ABOUT THIS TASK: Locate the word "locales" in the entries below, then gather every line that holds it.

Page and application data records:

===

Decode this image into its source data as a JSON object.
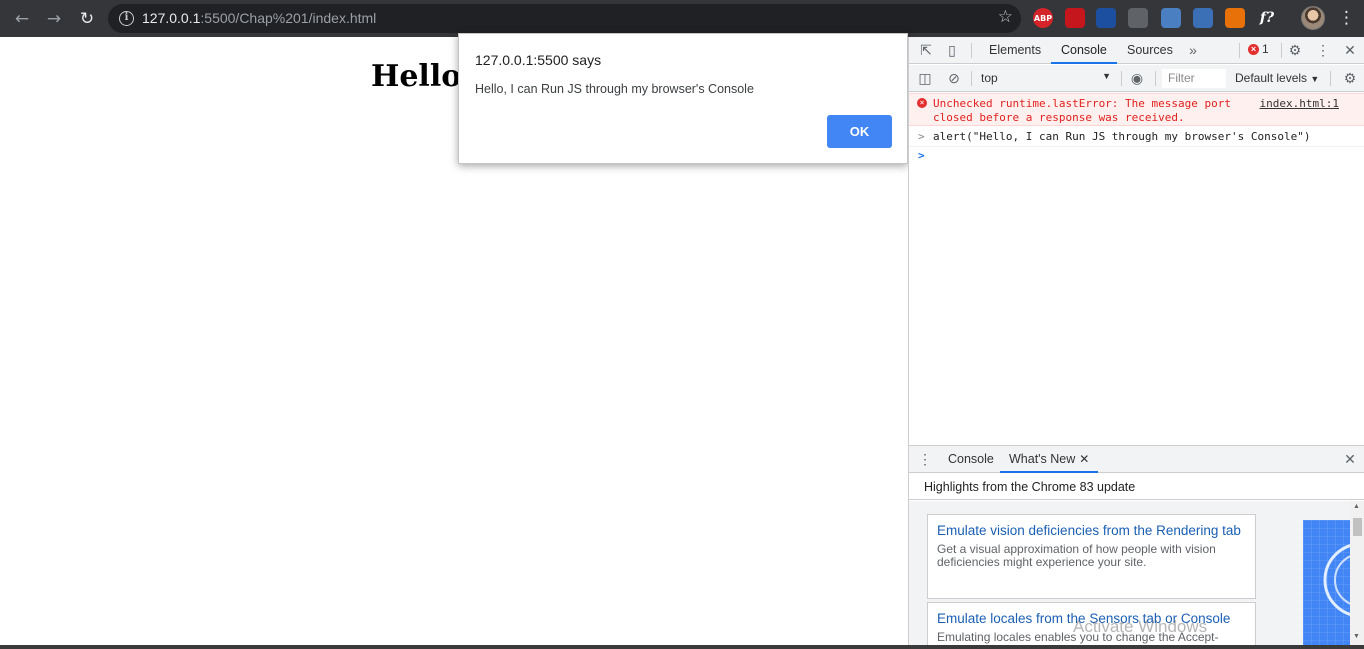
{
  "browser": {
    "url_host": "127.0.0.1",
    "url_rest": ":5500/Chap%201/index.html",
    "extensions": [
      {
        "name": "abp-icon",
        "label": "ABP",
        "color": "#d4242a"
      },
      {
        "name": "pdf-icon",
        "label": "",
        "color": "#c4161c"
      },
      {
        "name": "ext-blue-icon",
        "label": "",
        "color": "#1d4fa0"
      },
      {
        "name": "print-icon",
        "label": "",
        "color": "#5f6368"
      },
      {
        "name": "edit-icon",
        "label": "",
        "color": "#4a7fc1"
      },
      {
        "name": "ext-text-icon",
        "label": "",
        "color": "#3b6fb6"
      },
      {
        "name": "undo-icon",
        "label": "",
        "color": "#e8710a"
      },
      {
        "name": "function-icon",
        "label": "f?",
        "color": "#35363a"
      }
    ]
  },
  "page": {
    "heading": "Hello W"
  },
  "alert": {
    "title": "127.0.0.1:5500 says",
    "message": "Hello, I can Run JS through my browser's Console",
    "ok_label": "OK"
  },
  "devtools": {
    "tabs": [
      "Elements",
      "Console",
      "Sources"
    ],
    "active_tab": "Console",
    "more_tabs": "»",
    "error_count": "1",
    "context": "top",
    "filter_placeholder": "Filter",
    "levels": "Default levels",
    "error_message": "Unchecked runtime.lastError: The message port\nclosed before a response was received.",
    "error_source": "index.html:1",
    "command": "alert(\"Hello, I can Run JS through my browser's Console\")",
    "drawer": {
      "tabs": [
        "Console",
        "What's New"
      ],
      "active_tab": "What's New",
      "highlights": "Highlights from the Chrome 83 update",
      "cards": [
        {
          "title": "Emulate vision deficiencies from the Rendering tab",
          "description": "Get a visual approximation of how people with vision deficiencies might experience your site."
        },
        {
          "title": "Emulate locales from the Sensors tab or Console",
          "description": "Emulating locales enables you to change the Accept-"
        }
      ]
    }
  },
  "watermark": "Activate Windows",
  "colors": {
    "toolbar_bg": "#35363a",
    "omnibox_bg": "#202124",
    "ok_button": "#4285f4",
    "error_text": "#e0211d",
    "link": "#1a5fb4"
  }
}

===

SOLUTION FOR THIS TASK:
          "title": "Emulate locales from the Sensors tab or Console",
          "description": "Emulating locales enables you to change the Accept-"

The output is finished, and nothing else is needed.